New Zealanders experiencing prosperity were less opposed to new immigrants arriving. Farmers wanted labourers, businesses wanted skilled workers, and middle-class families wanted domestic servants. People in these occupations were targeted for assistance. Emigrants considered suitable were not the down-and-out, but, as Prime Minister W. F. Massey said, ‘people of the right class – steady, industrious and respectable people.’ 1 They had to provide evidence of some capital, and a certificate as to health and character. New Zealanders could also nominate friends and relatives for assistance; about half of the 36,563 assisted immigrants of 1904–15 came out in this way.

Home help wanted
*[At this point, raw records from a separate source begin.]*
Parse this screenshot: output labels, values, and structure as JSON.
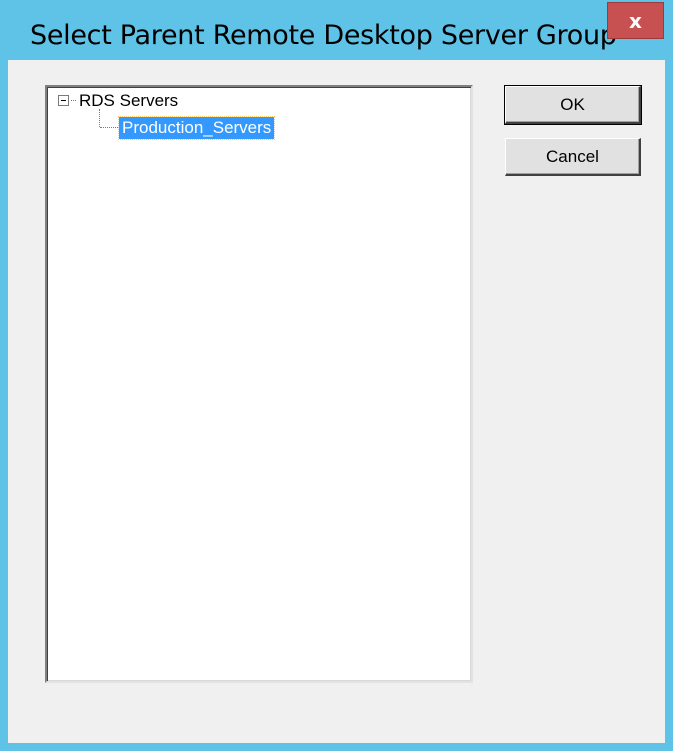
{
  "dialog": {
    "title": "Select Parent Remote Desktop Server Group",
    "close_glyph": "x"
  },
  "tree": {
    "root": {
      "label": "RDS Servers",
      "expanded": true,
      "icon": "collapse-icon"
    },
    "children": [
      {
        "label": "Production_Servers",
        "selected": true
      }
    ]
  },
  "buttons": {
    "ok_label": "OK",
    "cancel_label": "Cancel"
  },
  "colors": {
    "title_bar": "#5fc3e8",
    "close_button": "#c75050",
    "selection": "#3399ff",
    "client_bg": "#f0f0f0"
  }
}
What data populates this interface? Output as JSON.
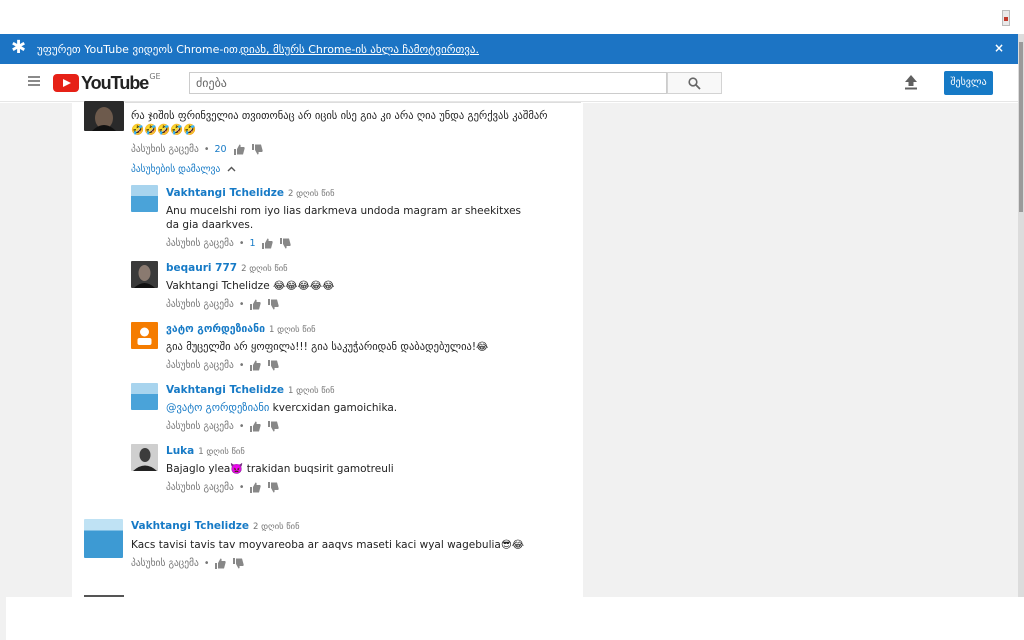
{
  "banner": {
    "message": "უფურეთ YouTube ვიდეოს Chrome-ით.",
    "link": "დიახ, მსურს Chrome-ის ახლა ჩამოტვირთვა.",
    "close": "×"
  },
  "header": {
    "logo_text": "YouTube",
    "logo_country": "GE",
    "search_placeholder": "ძიება",
    "signin_label": "შესვლა"
  },
  "comments": [
    {
      "text": "რა ჯიშის ფრინველია თვითონაც არ იცის ისე გია კი არა ღია უნდა გერქვას კაშმარ 🤣🤣🤣🤣🤣",
      "reply_label": "პასუხის გაცემა",
      "likes": "20",
      "hide_replies": "პასუხების დამალვა"
    }
  ],
  "replies": [
    {
      "author": "Vakhtangi Tchelidze",
      "time": "2 დღის წინ",
      "text": "Anu mucelshi rom iyo lias darkmeva undoda magram ar sheekitxes da gia daarkves.",
      "reply_label": "პასუხის გაცემა",
      "likes": "1"
    },
    {
      "author": "beqauri 777",
      "time": "2 დღის წინ",
      "text": "Vakhtangi Tchelidze 😂😂😂😂😂",
      "reply_label": "პასუხის გაცემა",
      "likes": ""
    },
    {
      "author": "ვატო გორდეზიანი",
      "time": "1 დღის წინ",
      "text": "გია მუცელში არ ყოფილა!!! გია საკუჭარიდან დაბადებულია!😂",
      "reply_label": "პასუხის გაცემა",
      "likes": ""
    },
    {
      "author": "Vakhtangi Tchelidze",
      "time": "1 დღის წინ",
      "mention": "@ვატო გორდეზიანი",
      "text": "kvercxidan gamoichika.",
      "reply_label": "პასუხის გაცემა",
      "likes": ""
    },
    {
      "author": "Luka",
      "time": "1 დღის წინ",
      "text": "Bajaglo ylea👿 trakidan buqsirit gamotreuli",
      "reply_label": "პასუხის გაცემა",
      "likes": ""
    }
  ],
  "comment2": {
    "author": "Vakhtangi Tchelidze",
    "time": "2 დღის წინ",
    "text": "Kacs tavisi tavis tav moyvareoba ar aaqvs maseti kaci wyal wagebulia😎😂",
    "reply_label": "პასუხის გაცემა"
  },
  "colors": {
    "banner": "#1c74c4",
    "link": "#167ac6",
    "logo_red": "#e62117",
    "gutter": "#f1f1f1"
  },
  "icons": [
    "star-icon",
    "close-icon",
    "menu-icon",
    "youtube-logo",
    "search-icon",
    "upload-icon",
    "thumb-up-icon",
    "thumb-down-icon",
    "chevron-up-icon"
  ]
}
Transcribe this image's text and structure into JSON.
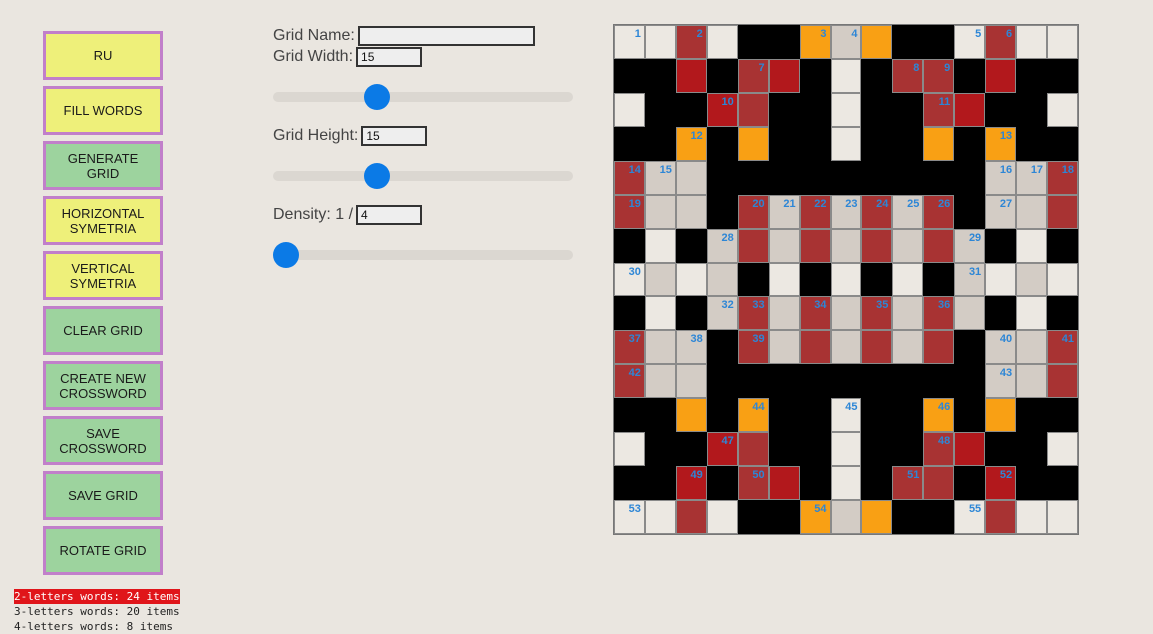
{
  "buttons": [
    {
      "label": "RU",
      "color": "yellow",
      "name": "ru-button"
    },
    {
      "label": "FILL WORDS",
      "color": "yellow",
      "name": "fill-words-button"
    },
    {
      "label": "GENERATE GRID",
      "color": "green",
      "name": "generate-grid-button"
    },
    {
      "label": "HORIZONTAL SYMETRIA",
      "color": "yellow",
      "name": "horizontal-symetria-button"
    },
    {
      "label": "VERTICAL SYMETRIA",
      "color": "yellow",
      "name": "vertical-symetria-button"
    },
    {
      "label": "CLEAR GRID",
      "color": "green",
      "name": "clear-grid-button"
    },
    {
      "label": "CREATE NEW CROSSWORD",
      "color": "green",
      "name": "create-new-crossword-button"
    },
    {
      "label": "SAVE CROSSWORD",
      "color": "green",
      "name": "save-crossword-button"
    },
    {
      "label": "SAVE GRID",
      "color": "green",
      "name": "save-grid-button"
    },
    {
      "label": "ROTATE GRID",
      "color": "green",
      "name": "rotate-grid-button"
    }
  ],
  "form": {
    "grid_name_label": "Grid Name:",
    "grid_name_value": "",
    "grid_width_label": "Grid Width:",
    "grid_width_value": "15",
    "grid_width_slider": {
      "min": 3,
      "max": 39,
      "value": 15
    },
    "grid_height_label": "Grid Height:",
    "grid_height_value": "15",
    "grid_height_slider": {
      "min": 3,
      "max": 39,
      "value": 15
    },
    "density_label": "Density: 1 /",
    "density_value": "4",
    "density_slider": {
      "min": 4,
      "max": 10,
      "value": 4
    }
  },
  "stats": [
    "2-letters words: 24 items",
    "3-letters words: 20 items",
    "4-letters words: 8 items"
  ],
  "colors": {
    "black": "#000000",
    "white": "#ece8e2",
    "gray": "#d3ccc5",
    "red": "#a83333",
    "dark_red": "#b2181c",
    "orange": "#f9a014",
    "number": "#2d86d6",
    "button_border": "#c17fca",
    "button_yellow": "#eef07a",
    "button_green": "#9dd39e",
    "slider": "#0b7ae6"
  },
  "grid": {
    "width": 15,
    "height": 15,
    "rows": [
      "WWRWBBOGOBBWRWW",
      "BBDBRDBWBRRBDBB",
      "WBBDRBBWBBRDBBW",
      "BBOBOBBWBBOBOBB",
      "RGGBBBBBBBBBGGR",
      "RGGBRGRGRGRBGGR",
      "BWBGRGRGRGRGBWB",
      "WGWGBWBWBWBGWGW",
      "BWBGRGRGRGRGBWB",
      "RGGBRGRGRGRBGGR",
      "RGGBBBBBBBBBGGR",
      "BBOBOBBWBBOBOBB",
      "WBBDRBBWBBRDBBW",
      "BBDBRDBWBRRBDBB",
      "WWRWBBOGOBBWRWW"
    ],
    "numbers": [
      [
        0,
        0,
        1
      ],
      [
        0,
        2,
        2
      ],
      [
        0,
        6,
        3
      ],
      [
        0,
        7,
        4
      ],
      [
        0,
        11,
        5
      ],
      [
        0,
        12,
        6
      ],
      [
        1,
        4,
        7
      ],
      [
        1,
        9,
        8
      ],
      [
        1,
        10,
        9
      ],
      [
        2,
        3,
        10
      ],
      [
        2,
        10,
        11
      ],
      [
        3,
        2,
        12
      ],
      [
        3,
        12,
        13
      ],
      [
        4,
        0,
        14
      ],
      [
        4,
        1,
        15
      ],
      [
        4,
        12,
        16
      ],
      [
        4,
        13,
        17
      ],
      [
        4,
        14,
        18
      ],
      [
        5,
        0,
        19
      ],
      [
        5,
        4,
        20
      ],
      [
        5,
        5,
        21
      ],
      [
        5,
        6,
        22
      ],
      [
        5,
        7,
        23
      ],
      [
        5,
        8,
        24
      ],
      [
        5,
        9,
        25
      ],
      [
        5,
        10,
        26
      ],
      [
        5,
        12,
        27
      ],
      [
        6,
        3,
        28
      ],
      [
        6,
        11,
        29
      ],
      [
        7,
        0,
        30
      ],
      [
        7,
        11,
        31
      ],
      [
        8,
        3,
        32
      ],
      [
        8,
        4,
        33
      ],
      [
        8,
        6,
        34
      ],
      [
        8,
        8,
        35
      ],
      [
        8,
        10,
        36
      ],
      [
        9,
        0,
        37
      ],
      [
        9,
        2,
        38
      ],
      [
        9,
        4,
        39
      ],
      [
        9,
        12,
        40
      ],
      [
        9,
        14,
        41
      ],
      [
        10,
        0,
        42
      ],
      [
        10,
        12,
        43
      ],
      [
        11,
        4,
        44
      ],
      [
        11,
        7,
        45
      ],
      [
        11,
        10,
        46
      ],
      [
        12,
        3,
        47
      ],
      [
        12,
        10,
        48
      ],
      [
        13,
        2,
        49
      ],
      [
        13,
        4,
        50
      ],
      [
        13,
        9,
        51
      ],
      [
        13,
        12,
        52
      ],
      [
        14,
        0,
        53
      ],
      [
        14,
        6,
        54
      ],
      [
        14,
        11,
        55
      ]
    ]
  }
}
Domestic servants were in great demand in the early 1900s. In Wellington, middle-class matrons would board immigrant ships to lure any single women into their employ. In Napier in 1906 a ‘domestic syndicate’ paid the fares of 23 servants.

Attracting immigrants

Shipping companies and the government advertised in British newspapers, and even included appeals in the programmes for the 1905 All Black rugby games. Shipping agents were paid £1 for each passenger. This had the effect of attracting others who paid their own way.

British immigrants

As with the great migration wave of the 1870s, there were many rural labourers, craftsmen and domestic workers from the United Kingdom (often referred to in New Zealand as ‘home’). There were more women and children among them than among those coming from Australia. Few industrial workers emigrated.

Over 20% of United Kingdom migrants came from Scotland, but less than 10% came from Ireland, and those few were increasingly from the north, and Protestant. The English were the biggest group. Although like earlier arrivals they often came from the south – especially London and the home counties – substantial numbers now hailed from the north. Despite their rural occupations, the newcomers settled in the cities rather than rural areas.

An Anglo-Saxon nation

With restrictions against Asians, and the number of Catholic Irish falling, New Zealand was becoming more English, more Protestant and less cosmopolitan. At a time of large-scale immigration, the number of New Zealand residents who were not born in the British Empire rose by a mere 63 persons between 1901 and 1916. Dalmatians and Chinese stayed on under public sufferance at a time of rising racism, but their numbers were not replenished.

Kupu tāpiri
  1. J. S. McBean, ‘Immigration into New Zealand, 1900–1915.’ MA thesis, Victoria University College, 1946, p. 22. › Back
Me pēnei te tohu i te whārangi:

Jock Phillips, 'History of immigration - Migration: 1900 to 1914', Te Ara - the Encyclopedia of New Zealand, http://www.TeAra.govt.nz/mi/history-of-immigration/page-11 (accessed 16 June 2024)

He kōrero nā Jock Phillips, i tāngia i te 8 Feb 2005, updated 1 Aug 2015